Any image found in the entries is to be skipped; the rest is returned word for word.

⟨

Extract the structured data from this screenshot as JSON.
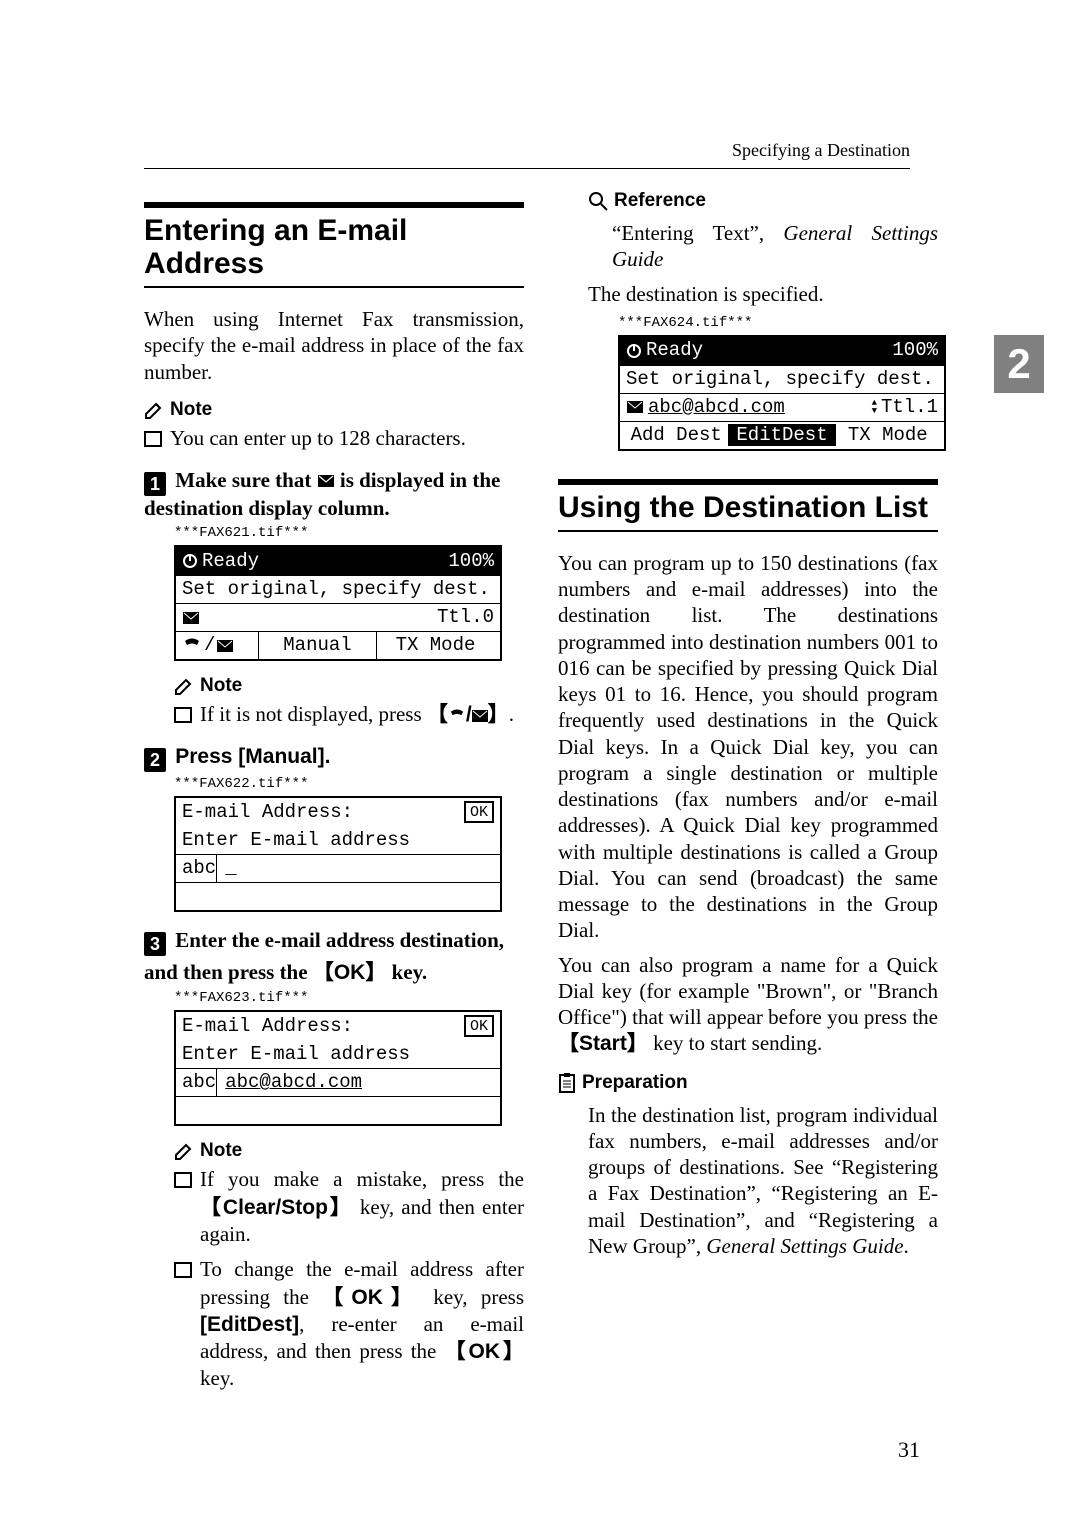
{
  "running_head": "Specifying a Destination",
  "side_tab": "2",
  "page_number": "31",
  "left": {
    "h2": "Entering an E-mail Address",
    "intro": "When using Internet Fax transmission, specify the e-mail address in place of the fax number.",
    "note1_label": "Note",
    "note1_item": "You can enter up to 128 characters.",
    "step1_num": "1",
    "step1a": "Make sure that ",
    "step1b": " is displayed in the destination display column.",
    "fax621": "***FAX621.tif***",
    "lcd1": {
      "r1a": "Ready",
      "r1b": "100%",
      "r2": "Set original, specify dest.",
      "r3b": "Ttl.0",
      "r4b": "Manual",
      "r4c": "TX Mode"
    },
    "note2_label": "Note",
    "note2a": "If it is not displayed, press ",
    "note2b": ".",
    "step2_num": "2",
    "step2": "Press [Manual].",
    "fax622": "***FAX622.tif***",
    "lcd2": {
      "r1": "E-mail Address:",
      "r1ok": "OK",
      "r2": "Enter E-mail address",
      "r3a": "abc",
      "r3b": "_"
    },
    "step3_num": "3",
    "step3a": "Enter the e-mail address destination, and then press the ",
    "step3key": "OK",
    "step3b": " key.",
    "fax623": "***FAX623.tif***",
    "lcd3": {
      "r1": "E-mail Address:",
      "r1ok": "OK",
      "r2": "Enter E-mail address",
      "r3a": "abc",
      "r3b": "abc@abcd.com"
    },
    "note3_label": "Note",
    "note3_i1a": "If you make a mistake, press the ",
    "note3_i1key": "Clear/Stop",
    "note3_i1b": " key, and then enter again.",
    "note3_i2a": "To change the e-mail address after pressing the ",
    "note3_i2key1": "OK",
    "note3_i2b": " key, press ",
    "note3_i2key2": "[EditDest]",
    "note3_i2c": ", re-enter an e-mail address, and then press the ",
    "note3_i2key3": "OK",
    "note3_i2d": " key."
  },
  "right": {
    "ref_label": "Reference",
    "ref_a": "“Entering Text”, ",
    "ref_b": "General Settings Guide",
    "dest_spec": "The destination is specified.",
    "fax624": "***FAX624.tif***",
    "lcd4": {
      "r1a": "Ready",
      "r1b": "100%",
      "r2": "Set original, specify dest.",
      "r3a": "abc@abcd.com",
      "r3b": "Ttl.1",
      "r4a": "Add Dest",
      "r4b": "EditDest",
      "r4c": "TX Mode"
    },
    "h2": "Using the Destination List",
    "p1": "You can program up to 150 destinations (fax numbers and e-mail addresses) into the destination list. The destinations programmed into destination numbers 001 to 016 can be specified by pressing Quick Dial keys 01 to 16. Hence, you should program frequently used destinations in the Quick Dial keys. In a Quick Dial key, you can program a single destination or multiple destinations (fax numbers and/or e-mail addresses). A Quick Dial key programmed with multiple destinations is called a Group Dial. You can send (broadcast) the same message to the destinations in the Group Dial.",
    "p2a": "You can also program a name for a Quick Dial key (for example \"Brown\", or \"Branch Office\") that will appear before you press the ",
    "p2key": "Start",
    "p2b": " key to start sending.",
    "prep_label": "Preparation",
    "prep_a": "In the destination list, program individual fax numbers, e-mail addresses and/or groups of destinations. See “Registering a Fax Destination”, “Registering an E-mail Destination”, and “Registering a New Group”, ",
    "prep_b": "General Settings Guide",
    "prep_c": "."
  }
}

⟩

◆ RESULT OF THE TASK:
Extract the structured data from this screenshot as JSON.
{
  "running_head": "Specifying a Destination",
  "side_tab": "2",
  "page_number": "31",
  "left": {
    "h2": "Entering an E-mail Address",
    "intro": "When using Internet Fax transmission, specify the e-mail address in place of the fax number.",
    "note1_label": "Note",
    "note1_item": "You can enter up to 128 characters.",
    "step1_num": "1",
    "step1a": "Make sure that ",
    "step1b": " is displayed in the destination display column.",
    "fax621": "***FAX621.tif***",
    "lcd1": {
      "r1a": "Ready",
      "r1b": "100%",
      "r2": "Set original, specify dest.",
      "r3b": "Ttl.0",
      "r4b": "Manual",
      "r4c": "TX Mode"
    },
    "note2_label": "Note",
    "note2a": "If it is not displayed, press ",
    "note2b": ".",
    "step2_num": "2",
    "step2": "Press [Manual].",
    "fax622": "***FAX622.tif***",
    "lcd2": {
      "r1": "E-mail Address:",
      "r1ok": "OK",
      "r2": "Enter E-mail address",
      "r3a": "abc",
      "r3b": "_"
    },
    "step3_num": "3",
    "step3a": "Enter the e-mail address destination, and then press the ",
    "step3key": "OK",
    "step3b": " key.",
    "fax623": "***FAX623.tif***",
    "lcd3": {
      "r1": "E-mail Address:",
      "r1ok": "OK",
      "r2": "Enter E-mail address",
      "r3a": "abc",
      "r3b": "abc@abcd.com"
    },
    "note3_label": "Note",
    "note3_i1a": "If you make a mistake, press the ",
    "note3_i1key": "Clear/Stop",
    "note3_i1b": " key, and then enter again.",
    "note3_i2a": "To change the e-mail address after pressing the ",
    "note3_i2key1": "OK",
    "note3_i2b": " key, press ",
    "note3_i2key2": "[EditDest]",
    "note3_i2c": ", re-enter an e-mail address, and then press the ",
    "note3_i2key3": "OK",
    "note3_i2d": " key."
  },
  "right": {
    "ref_label": "Reference",
    "ref_a": "“Entering Text”, ",
    "ref_b": "General Settings Guide",
    "dest_spec": "The destination is specified.",
    "fax624": "***FAX624.tif***",
    "lcd4": {
      "r1a": "Ready",
      "r1b": "100%",
      "r2": "Set original, specify dest.",
      "r3a": "abc@abcd.com",
      "r3b": "Ttl.1",
      "r4a": "Add Dest",
      "r4b": "EditDest",
      "r4c": "TX Mode"
    },
    "h2": "Using the Destination List",
    "p1": "You can program up to 150 destinations (fax numbers and e-mail addresses) into the destination list. The destinations programmed into destination numbers 001 to 016 can be specified by pressing Quick Dial keys 01 to 16. Hence, you should program frequently used destinations in the Quick Dial keys. In a Quick Dial key, you can program a single destination or multiple destinations (fax numbers and/or e-mail addresses). A Quick Dial key programmed with multiple destinations is called a Group Dial. You can send (broadcast) the same message to the destinations in the Group Dial.",
    "p2a": "You can also program a name for a Quick Dial key (for example \"Brown\", or \"Branch Office\") that will appear before you press the ",
    "p2key": "Start",
    "p2b": " key to start sending.",
    "prep_label": "Preparation",
    "prep_a": "In the destination list, program individual fax numbers, e-mail addresses and/or groups of destinations. See “Registering a Fax Destination”, “Registering an E-mail Destination”, and “Registering a New Group”, ",
    "prep_b": "General Settings Guide",
    "prep_c": "."
  }
}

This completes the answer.